I’m not sure what to make of the personification of objects in these TV shows. I guess it is obvious that characters that are objects are unique to these shows among adult TV shows because other TV series for adults are anchored to the notion of realism, while these shows are free to include features that can’t be real. But why would you want to have talking objects in a show? I think they are included because they add to the unsettling nature of the shows. Both series were clearly made with the aim of challenging the viewer in various ways. Even though I am a synesthete who experiences personified letters of the alphabet and numbers, even I felt unsettled and irritated by the singing tomato in The Young One’s, when I first watched the series in the 1980s. Back then I had no idea that I was a synaesthete and had never even heard of the term synaesthesia. I only knew that in the back of my mind I felt that letters and numbers had essential traits such as colours and genders, but in the front of my mind I knew that such ideas made no sense at all, and I had no idea where my fanciful ideas had come from, except that I knew that they had somehow come from my childhood. I thought of my synaesthesia as an odd and embarrassing feature of my childhood which I wished to forget, rather like thumb-sucking, bed-wetting or reliance on a teddy-bear. Coloured numbers were a silly, patently irrational and childish thing, never to be mentioned ever again. I tried to forget, and the associations dropped out of my conscious experience, to a degree that when I discovered the concept of synaesthesia as a fascinated mother and housewife in her late 30s, my documenting of my many synaesthesia associations and experiences often felt like remembering things from my long-ago childhood. Maybe this is why, when I quite excitedly watched the funny and anarchic new British TV series The Young Ones, as a marginally-interested student of cinema theory and semiotics in a university English department in her 20s, the singing tomatoes bit was the one bit that left me feeling very irritated more than amused or interested.
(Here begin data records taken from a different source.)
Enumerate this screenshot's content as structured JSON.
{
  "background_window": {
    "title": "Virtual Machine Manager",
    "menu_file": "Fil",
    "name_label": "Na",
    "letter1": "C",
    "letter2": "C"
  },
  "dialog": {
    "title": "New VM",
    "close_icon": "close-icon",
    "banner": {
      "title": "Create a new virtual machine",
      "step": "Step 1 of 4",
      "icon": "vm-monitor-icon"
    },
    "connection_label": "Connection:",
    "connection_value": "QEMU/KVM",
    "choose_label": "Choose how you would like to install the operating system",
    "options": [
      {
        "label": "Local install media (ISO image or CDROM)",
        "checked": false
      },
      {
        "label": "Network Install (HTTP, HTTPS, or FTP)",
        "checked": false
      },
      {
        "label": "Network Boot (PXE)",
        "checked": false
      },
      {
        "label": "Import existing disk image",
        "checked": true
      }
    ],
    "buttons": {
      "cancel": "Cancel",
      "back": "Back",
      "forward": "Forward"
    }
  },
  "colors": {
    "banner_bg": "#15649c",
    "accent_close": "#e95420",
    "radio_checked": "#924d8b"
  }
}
The Young Ones Interesting part 1 of 3. YouTubehttp://youtu.be/QMb4NogC4us

A transcript of an episode of The Young Ones featuring some personified inaninmate objects: http://www.4q.dk/theyoungones-05-interesting.php